Prerequisites: Multivariable calculus (e.g. Math 175), linear algebra (e.g. Math 194, 204 or 205a) and a computer programming course (e.g. CS 101) are required.
Instructor: Mark Ellingham, SC 1514, phone 322 6670, email mark.ellingham at vanderbilt.edu.
Web page: http://www.math.vanderbilt.edu/~mne/287/.
Office hours: Tuesday, Wednesday and Thursday, 12:00 noon - 1:00 p.m.
Classes: Tuesday and Thursday, 9:35-10:50 a.m., SC 1432.
Textbook: I have not been able to find a book that covers all the course material at an appropriate level. Lecture notes and other handouts may be available for some of the material but students should expect to rely on their class notes much of the time.
References: The following books are useful general references for nonlinear optimization:
Assessment for this course will consist of four
parts: written problems, a project, one
midterm test, and a final examination. Your final grade will be
calculated from a percentage calculated as follows.
Written problems: Problems will be assigned on a regular basis during class, and (unless a different schedule is announced in class) will be due in class on the Thursday of the school week following the week in which they are announced. If you have a good reason for submitting an assignment late, please see me (in advance if at all possible) to make arrangements. Otherwise, late assignments will receive a mark of zero.
Written solutions to problems should be fully explained, using clear English sentences where necessary. Solutions should be written neatly on one side only of clean paper with straight (not ragged) edges. Multiple pages should be stapled (not clipped or folded) together.
Some problems will require the use of a computer algebra system, specifically Mathematica.
Practice problems: Problems for practice will be given out on a regular basis, and will be discussed in class as time permits.
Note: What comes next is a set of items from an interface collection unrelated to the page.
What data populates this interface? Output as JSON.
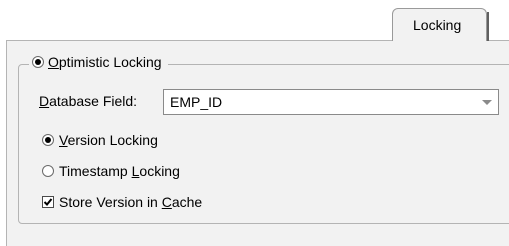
{
  "tab": {
    "label": "Locking"
  },
  "group": {
    "label_mnemonic": "O",
    "label_rest": "ptimistic Locking",
    "selected": true
  },
  "database_field": {
    "label_mnemonic": "D",
    "label_rest": "atabase Field:",
    "value": "EMP_ID"
  },
  "options": {
    "version": {
      "mnemonic": "V",
      "rest": "ersion Locking",
      "selected": true
    },
    "timestamp": {
      "pre": "Timestamp ",
      "mnemonic": "L",
      "rest": "ocking",
      "selected": false
    }
  },
  "store_version": {
    "pre": "Store Version in ",
    "mnemonic": "C",
    "rest": "ache",
    "checked": true
  }
}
Project: Students will be required to complete a project, which may take one of two forms: a paper on an application of optimization theory, or a computer project involving implementation of an optimization method. Projects may be done individually or in pairs. The descriptions below are for individual projects; more is expected from pairs. A proposal for the project, worth 2% of the final grade, will be due about six weeks into the semester; the project itself, worth 13% of the final grade, will be due towards the end of the semester.
The paper should concern an application of optimization theory (preferably nonlinear, but linear optimization may be allowed if you discuss the situation with me), either to a real-world problem or to another mathematical problem. It should be about twelve to sixteen pages in length.
The computer project can involve the implementation of either a basic optimization method in the context of some particular application, or an advanced method in an abstract setting. Any computer language that is appropriate may be used. Software written by other people (e.g. subroutine libraries) may be used as part of the infrastructure for a project. The project must be accompanied by a short (five pages or so) writeup describing the purpose of the code, and how to run it. Examples of output, and a demonstration of the running project, will be required.
Midterm test and final examination: There will be one 75-minute in-class test, which will be announced at least one week in advance. (A likely date is Thursday, 28th February, immediately before Spring Break.) Absence from the test will be excused only if authorized in advance by the instructor. In case of an emergency the instructor must be notified before the test begins -- if you cannot reach me, leave a message with the Math office (322 6672). If sufficient notice of an absence is given, arrangements will be made for you to take the test early. If this is not possible your final mark at the end of the semester will be prorated to take into account the missed test. Absolutely no makeups will be given after the test. In the event of an unexcused absence, or if the instructor is informed unreasonably late of a forseeable absence, then the mark for the test will be recorded as zero.
There will be a 120-minute final examination at 3 p.m. on Thursday, 2nd May. I have not yet decided whether to give an alternate examination. If there is an alternate examination it will be at noon on Friday, 26th April.
Both the test and the final examination will contain questions involving proofs, essays, or both, as well as questions requiring computations.
Honor code: The Vanderbilt Honor Code applies as follows. Work on written problems to be submitted, the test or the final examination must be done individually; you may not obtain assistance from any source, with the exception of hints given by the instructor. You may discuss your work on the project with others, but the final project must be your own work.
Drop dates: The drop-add period ends on Monday, 14th January. The last day to withdraw from the course is Friday, 15th March.